## Exercise:
Each record should be returned exactly as it is written.

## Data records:

● ● ●

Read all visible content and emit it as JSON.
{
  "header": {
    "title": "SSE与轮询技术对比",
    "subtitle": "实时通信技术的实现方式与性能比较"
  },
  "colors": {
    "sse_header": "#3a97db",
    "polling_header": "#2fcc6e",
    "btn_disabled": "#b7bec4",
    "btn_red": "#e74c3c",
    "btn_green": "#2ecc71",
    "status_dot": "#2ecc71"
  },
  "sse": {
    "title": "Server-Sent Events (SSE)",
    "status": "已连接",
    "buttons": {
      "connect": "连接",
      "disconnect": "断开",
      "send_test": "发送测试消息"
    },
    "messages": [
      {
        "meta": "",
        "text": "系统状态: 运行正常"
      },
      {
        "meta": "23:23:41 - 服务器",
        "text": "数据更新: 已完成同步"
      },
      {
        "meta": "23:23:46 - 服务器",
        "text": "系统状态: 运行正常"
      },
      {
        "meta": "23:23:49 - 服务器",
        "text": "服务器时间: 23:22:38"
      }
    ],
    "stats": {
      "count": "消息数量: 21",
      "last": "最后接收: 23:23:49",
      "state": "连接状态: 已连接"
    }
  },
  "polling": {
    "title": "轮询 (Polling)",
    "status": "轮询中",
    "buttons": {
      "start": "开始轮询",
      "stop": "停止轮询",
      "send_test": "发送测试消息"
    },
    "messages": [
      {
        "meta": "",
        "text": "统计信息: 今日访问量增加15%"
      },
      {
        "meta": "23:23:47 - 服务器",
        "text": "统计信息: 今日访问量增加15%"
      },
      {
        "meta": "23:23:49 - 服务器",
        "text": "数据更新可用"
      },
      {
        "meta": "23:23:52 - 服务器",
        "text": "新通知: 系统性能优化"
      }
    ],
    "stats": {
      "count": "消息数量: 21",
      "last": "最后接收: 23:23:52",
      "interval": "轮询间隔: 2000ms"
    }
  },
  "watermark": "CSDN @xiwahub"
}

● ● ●

## Your solution:
Read all visible content and emit it as JSON.
{
  "header": {
    "title": "SSE与轮询技术对比",
    "subtitle": "实时通信技术的实现方式与性能比较"
  },
  "colors": {
    "sse_header": "#3a97db",
    "polling_header": "#2fcc6e",
    "btn_disabled": "#b7bec4",
    "btn_red": "#e74c3c",
    "btn_green": "#2ecc71",
    "status_dot": "#2ecc71"
  },
  "sse": {
    "title": "Server-Sent Events (SSE)",
    "status": "已连接",
    "buttons": {
      "connect": "连接",
      "disconnect": "断开",
      "send_test": "发送测试消息"
    },
    "messages": [
      {
        "meta": "",
        "text": "系统状态: 运行正常"
      },
      {
        "meta": "23:23:41 - 服务器",
        "text": "数据更新: 已完成同步"
      },
      {
        "meta": "23:23:46 - 服务器",
        "text": "系统状态: 运行正常"
      },
      {
        "meta": "23:23:49 - 服务器",
        "text": "服务器时间: 23:22:38"
      }
    ],
    "stats": {
      "count": "消息数量: 21",
      "last": "最后接收: 23:23:49",
      "state": "连接状态: 已连接"
    }
  },
  "polling": {
    "title": "轮询 (Polling)",
    "status": "轮询中",
    "buttons": {
      "start": "开始轮询",
      "stop": "停止轮询",
      "send_test": "发送测试消息"
    },
    "messages": [
      {
        "meta": "",
        "text": "统计信息: 今日访问量增加15%"
      },
      {
        "meta": "23:23:47 - 服务器",
        "text": "统计信息: 今日访问量增加15%"
      },
      {
        "meta": "23:23:49 - 服务器",
        "text": "数据更新可用"
      },
      {
        "meta": "23:23:52 - 服务器",
        "text": "新通知: 系统性能优化"
      }
    ],
    "stats": {
      "count": "消息数量: 21",
      "last": "最后接收: 23:23:52",
      "interval": "轮询间隔: 2000ms"
    }
  },
  "watermark": "CSDN @xiwahub"
}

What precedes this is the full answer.